TASK INPUTS:
━━━━━━━━━━━━━━━━

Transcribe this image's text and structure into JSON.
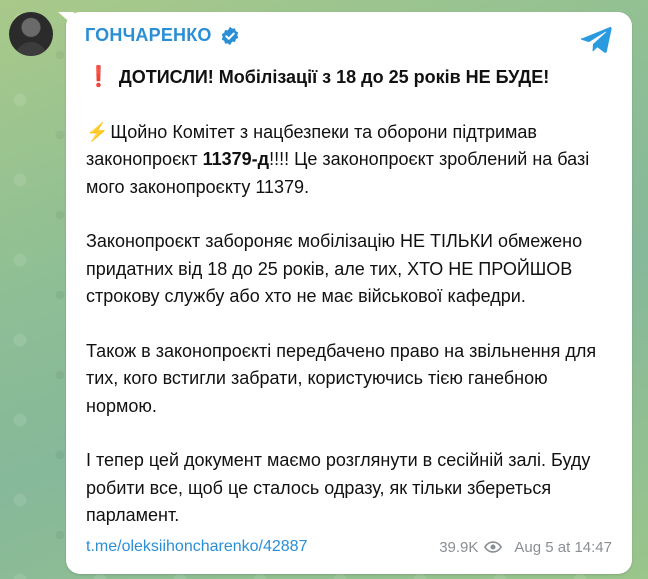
{
  "post": {
    "channel_name": "ГОНЧАРЕНКО",
    "headline_icon": "❗",
    "headline": "ДОТИСЛИ! Мобілізації з 18 до 25 років НЕ БУДЕ!",
    "p1": {
      "icon": "⚡",
      "before": "Щойно Комітет з нацбезпеки та оборони підтримав законопроєкт ",
      "bill": "11379-д",
      "after": "!!!! Це законопроєкт зроблений на базі мого законопроєкту 11379."
    },
    "p2": "Законопроєкт забороняє мобілізацію НЕ ТІЛЬКИ обмежено придатних від 18 до 25 років, але тих, ХТО НЕ ПРОЙШОВ строкову службу або хто не має військової кафедри.",
    "p3": "Також в законопроєкті передбачено право на звільнення для тих, кого встигли забрати, користуючись тією ганебною нормою.",
    "p4": "І тепер цей документ маємо розглянути в сесійній залі. Буду робити все, щоб це сталось одразу, як тільки збереться парламент.",
    "link": "t.me/oleksiihoncharenko/42887",
    "views": "39.9K",
    "date": "Aug 5 at 14:47"
  },
  "colors": {
    "accent": "#2a8fd4",
    "meta_text": "#8a8f94",
    "warning": "#e02020",
    "bolt": "#f3b41a"
  },
  "icons": {
    "verified": "verified-badge-icon",
    "share": "telegram-share-icon",
    "views": "eye-icon"
  }
}
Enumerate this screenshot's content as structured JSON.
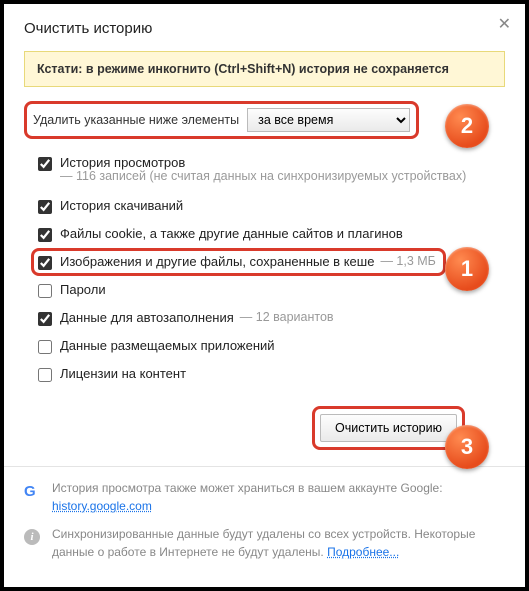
{
  "title": "Очистить историю",
  "banner": "Кстати: в режиме инкогнито (Ctrl+Shift+N) история не сохраняется",
  "range": {
    "label": "Удалить указанные ниже элементы",
    "selected": "за все время"
  },
  "options": {
    "browsing": {
      "label": "История просмотров",
      "detail": "— 116 записей (не считая данных на синхронизируемых устройствах)",
      "checked": true
    },
    "downloads": {
      "label": "История скачиваний",
      "checked": true
    },
    "cookies": {
      "label": "Файлы cookie, а также другие данные сайтов и плагинов",
      "checked": true
    },
    "cache": {
      "label": "Изображения и другие файлы, сохраненные в кеше",
      "detail": "— 1,3 МБ",
      "checked": true
    },
    "passwords": {
      "label": "Пароли",
      "checked": false
    },
    "autofill": {
      "label": "Данные для автозаполнения",
      "detail": "— 12 вариантов",
      "checked": true
    },
    "hosted": {
      "label": "Данные размещаемых приложений",
      "checked": false
    },
    "licenses": {
      "label": "Лицензии на контент",
      "checked": false
    }
  },
  "clear_button": "Очистить историю",
  "footer": {
    "google_text": "История просмотра также может храниться в вашем аккаунте Google:",
    "google_link": "history.google.com",
    "sync_text1": "Синхронизированные данные будут удалены со всех устройств. Некоторые данные о работе в Интернете не будут удалены.",
    "sync_link": "Подробнее..."
  },
  "badges": {
    "b1": "1",
    "b2": "2",
    "b3": "3"
  }
}
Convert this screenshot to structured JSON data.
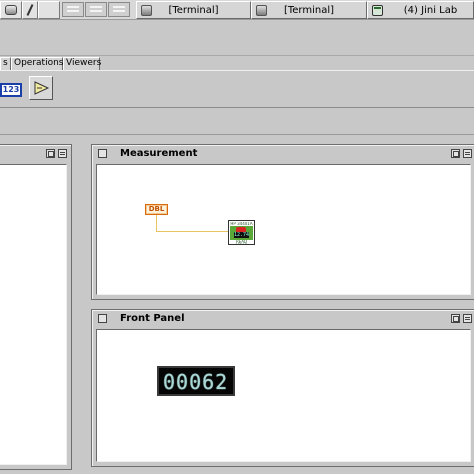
{
  "taskbar": {
    "tasks": [
      {
        "label": "[Terminal]"
      },
      {
        "label": "[Terminal]"
      },
      {
        "label": "(4) Jini Lab"
      }
    ]
  },
  "tabs": [
    {
      "label": "s"
    },
    {
      "label": "Operations"
    },
    {
      "label": "Viewers"
    }
  ],
  "palette": {
    "numeric_label": "123"
  },
  "windows": {
    "measurement": {
      "title": "Measurement",
      "dbl_label": "DBL",
      "vi_header": "HP 34401A",
      "vi_display": "12.74",
      "vi_footer": "READ MEAS"
    },
    "front_panel": {
      "title": "Front Panel",
      "display_value": "00062"
    }
  }
}
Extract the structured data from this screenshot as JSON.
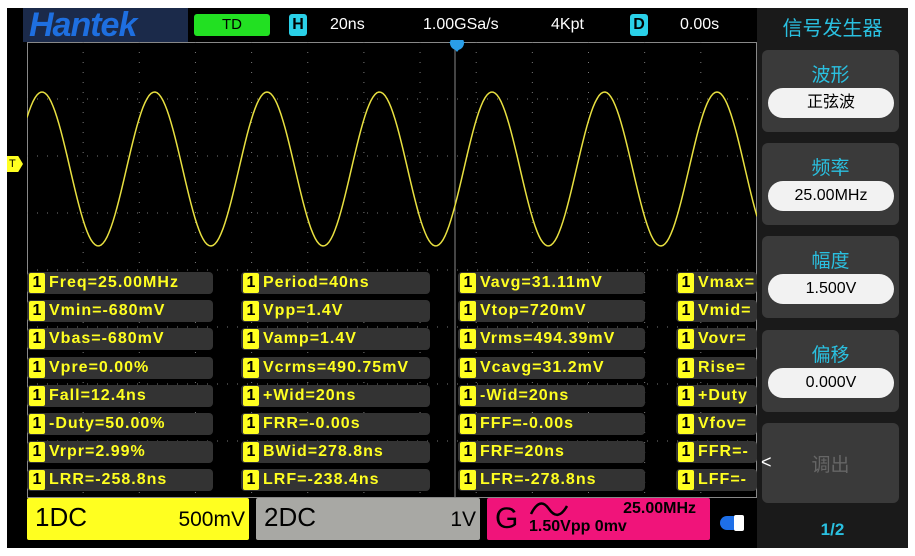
{
  "header": {
    "logo": "Hantek",
    "mode": "TD",
    "h_icon": "H",
    "timebase": "20ns",
    "sample_rate": "1.00GSa/s",
    "memory_depth": "4Kpt",
    "d_icon": "D",
    "delay": "0.00s"
  },
  "panel": {
    "title": "信号发生器",
    "items": [
      {
        "label": "波形",
        "value": "正弦波"
      },
      {
        "label": "频率",
        "value": "25.00MHz"
      },
      {
        "label": "幅度",
        "value": "1.500V"
      },
      {
        "label": "偏移",
        "value": "0.000V"
      },
      {
        "label": "调出"
      }
    ],
    "page": "1/2",
    "back_arrow": "<"
  },
  "trigger_marker": "T",
  "measurements": [
    [
      "Freq=25.00MHz",
      "Vmin=-680mV",
      "Vbas=-680mV",
      "Vpre=0.00%",
      "Fall=12.4ns",
      "-Duty=50.00%",
      "Vrpr=2.99%",
      "LRR=-258.8ns"
    ],
    [
      "Period=40ns",
      "Vpp=1.4V",
      "Vamp=1.4V",
      "Vcrms=490.75mV",
      "+Wid=20ns",
      "FRR=-0.00s",
      "BWid=278.8ns",
      "LRF=-238.4ns"
    ],
    [
      "Vavg=31.11mV",
      "Vtop=720mV",
      "Vrms=494.39mV",
      "Vcavg=31.2mV",
      "-Wid=20ns",
      "FFF=-0.00s",
      "FRF=20ns",
      "LFR=-278.8ns"
    ],
    [
      "Vmax=",
      "Vmid=",
      "Vovr=",
      "Rise=",
      "+Duty",
      "Vfov=",
      "FFR=-",
      "LFF=-"
    ]
  ],
  "channel_badge": "1",
  "channels": {
    "ch1": {
      "label": "1DC",
      "scale": "500mV",
      "color": "#ffff20"
    },
    "ch2": {
      "label": "2DC",
      "scale": "1V",
      "color": "#a8a8a4"
    },
    "gen": {
      "label": "G",
      "freq": "25.00MHz",
      "amp_offset": "1.50Vpp 0mv",
      "color": "#f0147a"
    }
  },
  "colors": {
    "trace": "#e8e040",
    "accent": "#2ac0e0"
  }
}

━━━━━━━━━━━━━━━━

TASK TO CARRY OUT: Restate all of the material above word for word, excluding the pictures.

WRITTEN SOLUTION:
Transcribe this image's text and structure into JSON.
{
  "post": {
    "channel_name": "ГОНЧАРЕНКО",
    "headline_icon": "❗",
    "headline": "ДОТИСЛИ! Мобілізації з 18 до 25 років НЕ БУДЕ!",
    "p1": {
      "icon": "⚡",
      "before": "Щойно Комітет з нацбезпеки та оборони підтримав законопроєкт ",
      "bill": "11379-д",
      "after": "!!!! Це законопроєкт зроблений на базі мого законопроєкту 11379."
    },
    "p2": "Законопроєкт забороняє мобілізацію НЕ ТІЛЬКИ обмежено придатних від 18 до 25 років, але тих, ХТО НЕ ПРОЙШОВ строкову службу або хто не має військової кафедри.",
    "p3": "Також в законопроєкті передбачено право на звільнення для тих, кого встигли забрати, користуючись тією ганебною нормою.",
    "p4": "І тепер цей документ маємо розглянути в сесійній залі. Буду робити все, щоб це сталось одразу, як тільки збереться парламент.",
    "link": "t.me/oleksiihoncharenko/42887",
    "views": "39.9K",
    "date": "Aug 5 at 14:47"
  },
  "colors": {
    "accent": "#2a8fd4",
    "meta_text": "#8a8f94",
    "warning": "#e02020",
    "bolt": "#f3b41a"
  },
  "icons": {
    "verified": "verified-badge-icon",
    "share": "telegram-share-icon",
    "views": "eye-icon"
  }
}
Enumerate this screenshot's content as structured JSON.
{
  "title": "Очистить историю",
  "banner": "Кстати: в режиме инкогнито (Ctrl+Shift+N) история не сохраняется",
  "range": {
    "label": "Удалить указанные ниже элементы",
    "selected": "за все время"
  },
  "options": {
    "browsing": {
      "label": "История просмотров",
      "detail": "— 116 записей (не считая данных на синхронизируемых устройствах)",
      "checked": true
    },
    "downloads": {
      "label": "История скачиваний",
      "checked": true
    },
    "cookies": {
      "label": "Файлы cookie, а также другие данные сайтов и плагинов",
      "checked": true
    },
    "cache": {
      "label": "Изображения и другие файлы, сохраненные в кеше",
      "detail": "— 1,3 МБ",
      "checked": true
    },
    "passwords": {
      "label": "Пароли",
      "checked": false
    },
    "autofill": {
      "label": "Данные для автозаполнения",
      "detail": "— 12 вариантов",
      "checked": true
    },
    "hosted": {
      "label": "Данные размещаемых приложений",
      "checked": false
    },
    "licenses": {
      "label": "Лицензии на контент",
      "checked": false
    }
  },
  "clear_button": "Очистить историю",
  "footer": {
    "google_text": "История просмотра также может храниться в вашем аккаунте Google:",
    "google_link": "history.google.com",
    "sync_text1": "Синхронизированные данные будут удалены со всех устройств. Некоторые данные о работе в Интернете не будут удалены.",
    "sync_link": "Подробнее..."
  },
  "badges": {
    "b1": "1",
    "b2": "2",
    "b3": "3"
  }
}
Convert this screenshot to structured JSON data.
{
  "taskbar": {
    "tasks": [
      {
        "label": "[Terminal]"
      },
      {
        "label": "[Terminal]"
      },
      {
        "label": "(4) Jini Lab"
      }
    ]
  },
  "tabs": [
    {
      "label": "s"
    },
    {
      "label": "Operations"
    },
    {
      "label": "Viewers"
    }
  ],
  "palette": {
    "numeric_label": "123"
  },
  "windows": {
    "measurement": {
      "title": "Measurement",
      "dbl_label": "DBL",
      "vi_header": "HP 34401A",
      "vi_display": "12.74",
      "vi_footer": "READ MEAS"
    },
    "front_panel": {
      "title": "Front Panel",
      "display_value": "00062"
    }
  }
}
Extract the structured data from this screenshot as JSON.
{
  "header": {
    "logo": "Hantek",
    "mode": "TD",
    "h_icon": "H",
    "timebase": "20ns",
    "sample_rate": "1.00GSa/s",
    "memory_depth": "4Kpt",
    "d_icon": "D",
    "delay": "0.00s"
  },
  "panel": {
    "title": "信号发生器",
    "items": [
      {
        "label": "波形",
        "value": "正弦波"
      },
      {
        "label": "频率",
        "value": "25.00MHz"
      },
      {
        "label": "幅度",
        "value": "1.500V"
      },
      {
        "label": "偏移",
        "value": "0.000V"
      },
      {
        "label": "调出"
      }
    ],
    "page": "1/2",
    "back_arrow": "<"
  },
  "trigger_marker": "T",
  "measurements": [
    [
      "Freq=25.00MHz",
      "Vmin=-680mV",
      "Vbas=-680mV",
      "Vpre=0.00%",
      "Fall=12.4ns",
      "-Duty=50.00%",
      "Vrpr=2.99%",
      "LRR=-258.8ns"
    ],
    [
      "Period=40ns",
      "Vpp=1.4V",
      "Vamp=1.4V",
      "Vcrms=490.75mV",
      "+Wid=20ns",
      "FRR=-0.00s",
      "BWid=278.8ns",
      "LRF=-238.4ns"
    ],
    [
      "Vavg=31.11mV",
      "Vtop=720mV",
      "Vrms=494.39mV",
      "Vcavg=31.2mV",
      "-Wid=20ns",
      "FFF=-0.00s",
      "FRF=20ns",
      "LFR=-278.8ns"
    ],
    [
      "Vmax=",
      "Vmid=",
      "Vovr=",
      "Rise=",
      "+Duty",
      "Vfov=",
      "FFR=-",
      "LFF=-"
    ]
  ],
  "channel_badge": "1",
  "channels": {
    "ch1": {
      "label": "1DC",
      "scale": "500mV",
      "color": "#ffff20"
    },
    "ch2": {
      "label": "2DC",
      "scale": "1V",
      "color": "#a8a8a4"
    },
    "gen": {
      "label": "G",
      "freq": "25.00MHz",
      "amp_offset": "1.50Vpp 0mv",
      "color": "#f0147a"
    }
  },
  "colors": {
    "trace": "#e8e040",
    "accent": "#2ac0e0"
  }
}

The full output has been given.